DFA U.S. Large Cap Value lost only 0.3% over the eight days, and its three-year return of 7.9% as of Feb. 27 put it in the first percentile of large-value funds. The week before, it had ranked in the 65th percentile.
Franklin MicroCap Value FRMCX also moved up. It had ranked in the 50th percentile for three-year returns as of Feb. 19; it moved up to seventh as of Feb. 27. The $171 million fund lost 10.3% during the eight days, less than the category average of 11.5%.
HCM Tactical Growth Investor moved down in one-year rankings as well as three-year. The $262 million fund ranked in the 12th percentile for the three-year period but then fell to the 46th.

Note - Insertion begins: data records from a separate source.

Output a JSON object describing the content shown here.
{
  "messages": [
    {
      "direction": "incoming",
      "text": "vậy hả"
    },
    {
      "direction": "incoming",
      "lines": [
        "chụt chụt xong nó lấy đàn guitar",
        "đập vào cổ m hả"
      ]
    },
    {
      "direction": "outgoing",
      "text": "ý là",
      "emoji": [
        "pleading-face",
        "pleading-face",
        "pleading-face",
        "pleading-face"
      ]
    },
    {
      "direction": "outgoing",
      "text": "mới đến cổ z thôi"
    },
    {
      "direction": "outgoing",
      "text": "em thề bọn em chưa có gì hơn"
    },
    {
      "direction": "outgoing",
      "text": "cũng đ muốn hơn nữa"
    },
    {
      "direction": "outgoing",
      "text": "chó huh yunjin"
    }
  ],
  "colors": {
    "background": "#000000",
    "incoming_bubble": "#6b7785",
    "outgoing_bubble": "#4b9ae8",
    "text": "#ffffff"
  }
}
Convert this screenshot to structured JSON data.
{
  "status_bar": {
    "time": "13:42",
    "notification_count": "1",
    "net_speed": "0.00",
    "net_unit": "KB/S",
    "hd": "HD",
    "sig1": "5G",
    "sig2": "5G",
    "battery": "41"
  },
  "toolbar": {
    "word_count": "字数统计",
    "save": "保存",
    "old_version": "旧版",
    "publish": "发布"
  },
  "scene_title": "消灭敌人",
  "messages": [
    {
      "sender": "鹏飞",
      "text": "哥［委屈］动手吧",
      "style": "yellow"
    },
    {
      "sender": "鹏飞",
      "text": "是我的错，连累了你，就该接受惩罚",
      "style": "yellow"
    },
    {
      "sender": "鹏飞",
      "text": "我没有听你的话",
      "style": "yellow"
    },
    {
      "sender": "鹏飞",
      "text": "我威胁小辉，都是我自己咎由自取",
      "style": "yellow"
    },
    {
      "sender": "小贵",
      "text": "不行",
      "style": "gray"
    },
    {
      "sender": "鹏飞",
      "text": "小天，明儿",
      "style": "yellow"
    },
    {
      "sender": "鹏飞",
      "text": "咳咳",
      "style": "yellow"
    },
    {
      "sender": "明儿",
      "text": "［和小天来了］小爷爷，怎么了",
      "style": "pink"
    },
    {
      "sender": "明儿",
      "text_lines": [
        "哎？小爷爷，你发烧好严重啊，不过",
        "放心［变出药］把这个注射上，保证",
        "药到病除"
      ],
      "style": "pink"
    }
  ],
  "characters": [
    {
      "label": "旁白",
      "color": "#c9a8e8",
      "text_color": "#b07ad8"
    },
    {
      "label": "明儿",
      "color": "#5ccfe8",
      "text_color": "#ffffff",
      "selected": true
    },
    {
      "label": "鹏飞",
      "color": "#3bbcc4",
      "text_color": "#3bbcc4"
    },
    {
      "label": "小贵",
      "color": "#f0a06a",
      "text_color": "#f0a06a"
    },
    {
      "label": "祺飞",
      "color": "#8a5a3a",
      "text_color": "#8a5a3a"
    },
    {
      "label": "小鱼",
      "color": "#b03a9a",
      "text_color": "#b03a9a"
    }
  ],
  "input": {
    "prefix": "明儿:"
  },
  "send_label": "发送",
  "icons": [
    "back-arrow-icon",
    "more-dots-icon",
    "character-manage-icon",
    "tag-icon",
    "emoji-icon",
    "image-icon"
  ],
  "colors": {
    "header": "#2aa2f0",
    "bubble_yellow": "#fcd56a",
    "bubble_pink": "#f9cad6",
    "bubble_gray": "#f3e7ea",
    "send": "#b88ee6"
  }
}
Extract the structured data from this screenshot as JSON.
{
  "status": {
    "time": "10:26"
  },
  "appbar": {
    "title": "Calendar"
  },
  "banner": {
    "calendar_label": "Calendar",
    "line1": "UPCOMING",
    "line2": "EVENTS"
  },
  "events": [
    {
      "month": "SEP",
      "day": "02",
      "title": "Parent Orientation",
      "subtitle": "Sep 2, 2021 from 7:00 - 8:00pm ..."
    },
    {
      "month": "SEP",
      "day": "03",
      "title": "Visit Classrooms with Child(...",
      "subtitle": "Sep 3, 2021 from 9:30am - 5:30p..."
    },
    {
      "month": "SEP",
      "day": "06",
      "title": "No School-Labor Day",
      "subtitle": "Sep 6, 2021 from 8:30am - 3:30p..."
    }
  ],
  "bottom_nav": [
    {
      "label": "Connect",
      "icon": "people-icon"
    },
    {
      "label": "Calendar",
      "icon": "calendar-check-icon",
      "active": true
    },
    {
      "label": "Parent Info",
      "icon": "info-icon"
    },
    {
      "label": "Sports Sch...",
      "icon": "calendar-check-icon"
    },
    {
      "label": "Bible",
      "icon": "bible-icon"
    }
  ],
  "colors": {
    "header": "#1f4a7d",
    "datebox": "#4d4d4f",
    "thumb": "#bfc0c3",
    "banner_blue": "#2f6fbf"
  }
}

International equity funds also saw some shuffling of the deck, though not to the extent that U.S. equity funds did.
In terms of three-year returns, three funds moved more than two quintiles. UBS AG FI Enhanced Global High Yield ETN (FIHD) lost 21.93% and moved down to 43rd percentile from the 19th percentile. The average three-year return for world large-stock funds was 7.1% as of Feb. 27.
Within the diversified emerging-markets category, iShares MSCI Frontier 100 ETF (FM) moved two quintiles up to 23rd percentile from the 72nd percentile for a one-year time period. The fund lost only 4.8% from Feb. 19 to 27, while the average diversified emerging-markets fund lost 6.8%.
Seven funds moved down more than two quintiles. Causeway International Value (CIVVX), which is rated Gold by our analysts, had a one-year return of 6.39% as of Feb. 19. The fund went on to lose 11.8%, putting its one-year return at negative 6.9% for the trailing 12 months.
Katherine Lynch does not own shares in any of the securities mentioned above. Find out about Morningstar’s editorial policies.